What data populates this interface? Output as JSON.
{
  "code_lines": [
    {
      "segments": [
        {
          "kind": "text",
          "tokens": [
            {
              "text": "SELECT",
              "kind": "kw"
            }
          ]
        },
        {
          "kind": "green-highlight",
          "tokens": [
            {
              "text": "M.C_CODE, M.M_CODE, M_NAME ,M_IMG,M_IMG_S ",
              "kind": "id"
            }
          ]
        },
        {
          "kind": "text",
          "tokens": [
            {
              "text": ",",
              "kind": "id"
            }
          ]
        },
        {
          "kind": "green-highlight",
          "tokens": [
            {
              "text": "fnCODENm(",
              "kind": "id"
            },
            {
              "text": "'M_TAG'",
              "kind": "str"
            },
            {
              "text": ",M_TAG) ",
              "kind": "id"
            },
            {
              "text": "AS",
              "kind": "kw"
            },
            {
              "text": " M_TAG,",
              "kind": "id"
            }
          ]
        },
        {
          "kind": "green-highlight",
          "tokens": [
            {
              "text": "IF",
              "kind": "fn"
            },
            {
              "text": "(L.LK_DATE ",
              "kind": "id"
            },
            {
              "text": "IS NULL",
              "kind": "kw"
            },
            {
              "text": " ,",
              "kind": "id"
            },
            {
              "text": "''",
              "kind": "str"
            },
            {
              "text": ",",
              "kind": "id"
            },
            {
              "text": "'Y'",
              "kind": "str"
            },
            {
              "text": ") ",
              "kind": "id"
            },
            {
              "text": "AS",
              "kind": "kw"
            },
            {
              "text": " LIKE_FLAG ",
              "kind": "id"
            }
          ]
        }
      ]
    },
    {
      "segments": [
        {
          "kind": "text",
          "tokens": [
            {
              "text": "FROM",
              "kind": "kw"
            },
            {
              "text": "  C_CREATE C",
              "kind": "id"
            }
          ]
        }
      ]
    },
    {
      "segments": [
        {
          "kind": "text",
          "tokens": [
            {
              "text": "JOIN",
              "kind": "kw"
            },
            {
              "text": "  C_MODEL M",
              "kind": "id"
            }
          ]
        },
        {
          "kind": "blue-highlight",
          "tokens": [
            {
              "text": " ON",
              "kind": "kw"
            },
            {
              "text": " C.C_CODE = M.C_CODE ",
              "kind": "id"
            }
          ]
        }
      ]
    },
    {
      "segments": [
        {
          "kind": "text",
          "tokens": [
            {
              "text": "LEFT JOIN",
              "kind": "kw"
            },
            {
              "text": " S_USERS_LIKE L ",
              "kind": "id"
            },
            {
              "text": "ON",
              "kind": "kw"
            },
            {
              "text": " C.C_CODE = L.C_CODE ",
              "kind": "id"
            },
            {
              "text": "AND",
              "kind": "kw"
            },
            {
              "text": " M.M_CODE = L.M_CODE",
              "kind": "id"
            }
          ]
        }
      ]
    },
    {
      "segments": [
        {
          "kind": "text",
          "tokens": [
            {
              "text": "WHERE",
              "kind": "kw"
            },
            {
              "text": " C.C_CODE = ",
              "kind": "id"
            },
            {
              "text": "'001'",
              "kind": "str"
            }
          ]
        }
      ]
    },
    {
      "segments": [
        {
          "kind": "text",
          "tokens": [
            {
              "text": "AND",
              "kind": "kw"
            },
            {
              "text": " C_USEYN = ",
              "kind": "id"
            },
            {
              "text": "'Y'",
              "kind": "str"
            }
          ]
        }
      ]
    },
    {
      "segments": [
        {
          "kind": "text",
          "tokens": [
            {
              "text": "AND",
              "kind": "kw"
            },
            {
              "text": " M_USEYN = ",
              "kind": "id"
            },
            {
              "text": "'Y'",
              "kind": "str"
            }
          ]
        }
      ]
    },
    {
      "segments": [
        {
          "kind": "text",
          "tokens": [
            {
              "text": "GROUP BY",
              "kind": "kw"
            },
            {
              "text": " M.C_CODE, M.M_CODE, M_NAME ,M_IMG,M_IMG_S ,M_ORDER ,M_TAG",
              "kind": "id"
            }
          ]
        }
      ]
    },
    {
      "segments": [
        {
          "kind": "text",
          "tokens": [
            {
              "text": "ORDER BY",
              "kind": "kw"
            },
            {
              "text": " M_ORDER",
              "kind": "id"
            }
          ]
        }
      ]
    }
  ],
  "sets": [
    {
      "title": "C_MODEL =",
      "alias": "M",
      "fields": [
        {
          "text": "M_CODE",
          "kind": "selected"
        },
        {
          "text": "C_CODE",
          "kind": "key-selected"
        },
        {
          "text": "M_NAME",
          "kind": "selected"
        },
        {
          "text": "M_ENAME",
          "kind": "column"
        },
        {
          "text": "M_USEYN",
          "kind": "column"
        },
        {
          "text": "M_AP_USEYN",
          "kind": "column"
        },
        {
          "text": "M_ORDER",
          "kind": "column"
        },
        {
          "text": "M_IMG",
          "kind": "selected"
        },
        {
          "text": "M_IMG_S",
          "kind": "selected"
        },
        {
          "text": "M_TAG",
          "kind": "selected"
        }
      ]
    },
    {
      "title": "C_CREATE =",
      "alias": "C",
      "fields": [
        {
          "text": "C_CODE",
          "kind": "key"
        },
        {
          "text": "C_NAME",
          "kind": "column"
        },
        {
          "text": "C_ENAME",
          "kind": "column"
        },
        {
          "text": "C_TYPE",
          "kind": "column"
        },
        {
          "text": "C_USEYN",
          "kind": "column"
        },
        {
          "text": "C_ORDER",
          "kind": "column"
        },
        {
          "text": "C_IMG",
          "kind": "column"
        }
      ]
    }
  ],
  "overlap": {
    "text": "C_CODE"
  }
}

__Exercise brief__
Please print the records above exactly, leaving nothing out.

__Task answer__
What data populates this interface? Output as JSON.
{
  "code_lines": [
    {
      "segments": [
        {
          "kind": "text",
          "tokens": [
            {
              "text": "SELECT",
              "kind": "kw"
            }
          ]
        },
        {
          "kind": "green-highlight",
          "tokens": [
            {
              "text": "M.C_CODE, M.M_CODE, M_NAME ,M_IMG,M_IMG_S ",
              "kind": "id"
            }
          ]
        },
        {
          "kind": "text",
          "tokens": [
            {
              "text": ",",
              "kind": "id"
            }
          ]
        },
        {
          "kind": "green-highlight",
          "tokens": [
            {
              "text": "fnCODENm(",
              "kind": "id"
            },
            {
              "text": "'M_TAG'",
              "kind": "str"
            },
            {
              "text": ",M_TAG) ",
              "kind": "id"
            },
            {
              "text": "AS",
              "kind": "kw"
            },
            {
              "text": " M_TAG,",
              "kind": "id"
            }
          ]
        },
        {
          "kind": "green-highlight",
          "tokens": [
            {
              "text": "IF",
              "kind": "fn"
            },
            {
              "text": "(L.LK_DATE ",
              "kind": "id"
            },
            {
              "text": "IS NULL",
              "kind": "kw"
            },
            {
              "text": " ,",
              "kind": "id"
            },
            {
              "text": "''",
              "kind": "str"
            },
            {
              "text": ",",
              "kind": "id"
            },
            {
              "text": "'Y'",
              "kind": "str"
            },
            {
              "text": ") ",
              "kind": "id"
            },
            {
              "text": "AS",
              "kind": "kw"
            },
            {
              "text": " LIKE_FLAG ",
              "kind": "id"
            }
          ]
        }
      ]
    },
    {
      "segments": [
        {
          "kind": "text",
          "tokens": [
            {
              "text": "FROM",
              "kind": "kw"
            },
            {
              "text": "  C_CREATE C",
              "kind": "id"
            }
          ]
        }
      ]
    },
    {
      "segments": [
        {
          "kind": "text",
          "tokens": [
            {
              "text": "JOIN",
              "kind": "kw"
            },
            {
              "text": "  C_MODEL M",
              "kind": "id"
            }
          ]
        },
        {
          "kind": "blue-highlight",
          "tokens": [
            {
              "text": " ON",
              "kind": "kw"
            },
            {
              "text": " C.C_CODE = M.C_CODE ",
              "kind": "id"
            }
          ]
        }
      ]
    },
    {
      "segments": [
        {
          "kind": "text",
          "tokens": [
            {
              "text": "LEFT JOIN",
              "kind": "kw"
            },
            {
              "text": " S_USERS_LIKE L ",
              "kind": "id"
            },
            {
              "text": "ON",
              "kind": "kw"
            },
            {
              "text": " C.C_CODE = L.C_CODE ",
              "kind": "id"
            },
            {
              "text": "AND",
              "kind": "kw"
            },
            {
              "text": " M.M_CODE = L.M_CODE",
              "kind": "id"
            }
          ]
        }
      ]
    },
    {
      "segments": [
        {
          "kind": "text",
          "tokens": [
            {
              "text": "WHERE",
              "kind": "kw"
            },
            {
              "text": " C.C_CODE = ",
              "kind": "id"
            },
            {
              "text": "'001'",
              "kind": "str"
            }
          ]
        }
      ]
    },
    {
      "segments": [
        {
          "kind": "text",
          "tokens": [
            {
              "text": "AND",
              "kind": "kw"
            },
            {
              "text": " C_USEYN = ",
              "kind": "id"
            },
            {
              "text": "'Y'",
              "kind": "str"
            }
          ]
        }
      ]
    },
    {
      "segments": [
        {
          "kind": "text",
          "tokens": [
            {
              "text": "AND",
              "kind": "kw"
            },
            {
              "text": " M_USEYN = ",
              "kind": "id"
            },
            {
              "text": "'Y'",
              "kind": "str"
            }
          ]
        }
      ]
    },
    {
      "segments": [
        {
          "kind": "text",
          "tokens": [
            {
              "text": "GROUP BY",
              "kind": "kw"
            },
            {
              "text": " M.C_CODE, M.M_CODE, M_NAME ,M_IMG,M_IMG_S ,M_ORDER ,M_TAG",
              "kind": "id"
            }
          ]
        }
      ]
    },
    {
      "segments": [
        {
          "kind": "text",
          "tokens": [
            {
              "text": "ORDER BY",
              "kind": "kw"
            },
            {
              "text": " M_ORDER",
              "kind": "id"
            }
          ]
        }
      ]
    }
  ],
  "sets": [
    {
      "title": "C_MODEL =",
      "alias": "M",
      "fields": [
        {
          "text": "M_CODE",
          "kind": "selected"
        },
        {
          "text": "C_CODE",
          "kind": "key-selected"
        },
        {
          "text": "M_NAME",
          "kind": "selected"
        },
        {
          "text": "M_ENAME",
          "kind": "column"
        },
        {
          "text": "M_USEYN",
          "kind": "column"
        },
        {
          "text": "M_AP_USEYN",
          "kind": "column"
        },
        {
          "text": "M_ORDER",
          "kind": "column"
        },
        {
          "text": "M_IMG",
          "kind": "selected"
        },
        {
          "text": "M_IMG_S",
          "kind": "selected"
        },
        {
          "text": "M_TAG",
          "kind": "selected"
        }
      ]
    },
    {
      "title": "C_CREATE =",
      "alias": "C",
      "fields": [
        {
          "text": "C_CODE",
          "kind": "key"
        },
        {
          "text": "C_NAME",
          "kind": "column"
        },
        {
          "text": "C_ENAME",
          "kind": "column"
        },
        {
          "text": "C_TYPE",
          "kind": "column"
        },
        {
          "text": "C_USEYN",
          "kind": "column"
        },
        {
          "text": "C_ORDER",
          "kind": "column"
        },
        {
          "text": "C_IMG",
          "kind": "column"
        }
      ]
    }
  ],
  "overlap": {
    "text": "C_CODE"
  }
}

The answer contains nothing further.